As a trainer, a teacher or a manager, when we are moderating a group in class or in a meeting, we often want to know the point of view of our participants.
Sometimes we launch an open-ended question to everyone and wait for someone to commit and try to answer. Usually, someone starts quite quickly and the others listen to his proposal. The following comments are naturally built around this first answer: either they support it, improve it or oppose it…
All ideas are then often aligned according to the first opinion expressed.
The reason for this phenomenon can be explained in large part by the way our brains work and by our education.
Indeed, contrary to what we believe, our brain cannot do two mental tasks at once. In group work, when the members listen to the person who is speaking, they cannot simultaneously think about a solution. Since there is often no dead time in the discussion between two comments, the actual time for reflection is limited. Source : You think you’re multitasking ? Think Again
Thus, a participant who would like to develop a completely new answer would have to stop listening to the group in order to think; which is very difficult sometimes and against nature, due in particular to our school training to listen to the person who is speaking.
As a result, some members of the group remain on the sidelines, without having thought about the issue for themselves before forming their opinion.
From a low level perspective, we can say to ourselves that we are effective because we reached an agreement quickly.
From a high level perspective, this is a loss as not all possibilities have probably been analysed. We then deprive ourselves of the richness of the ideas and knowledge of all the participants.
A simple trick to benefit from everyone’s input is to allow a moment of individual thinking before starting the discussion. Indeed, immediately after asking the question, inviting each participant to take a few minutes to note their ideas on this topic gives them the time they need to give their own answer.

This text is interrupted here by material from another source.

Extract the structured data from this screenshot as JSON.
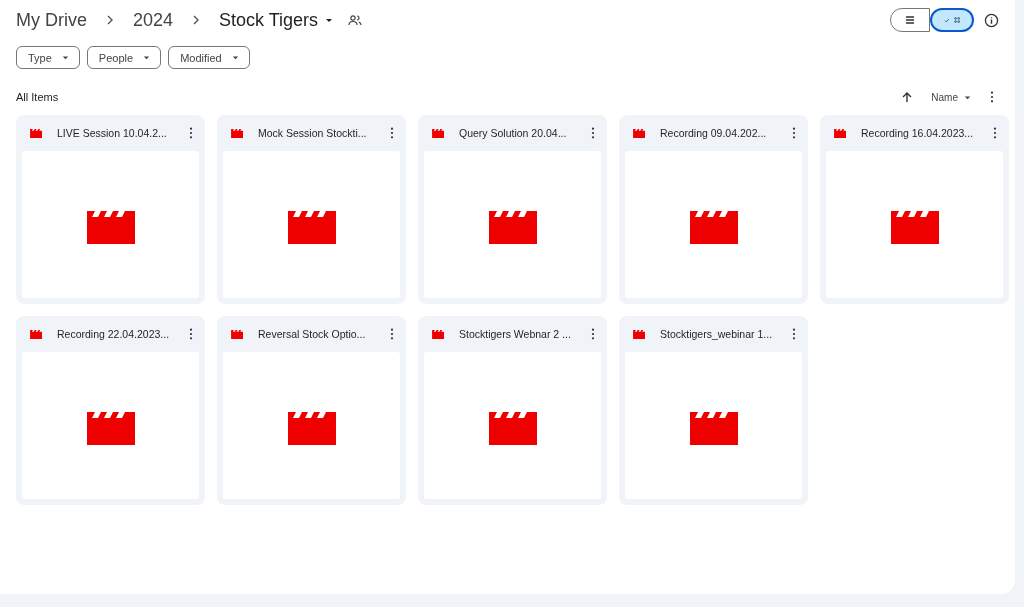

Destabilizing at first, this simple practice positively modifies group dynamics and gives everyone the opportunity to really contribute to the group. Not only does each member feel more respected in the discussion, but we also succeed in deepening the reflection and collectively generating the best solutions.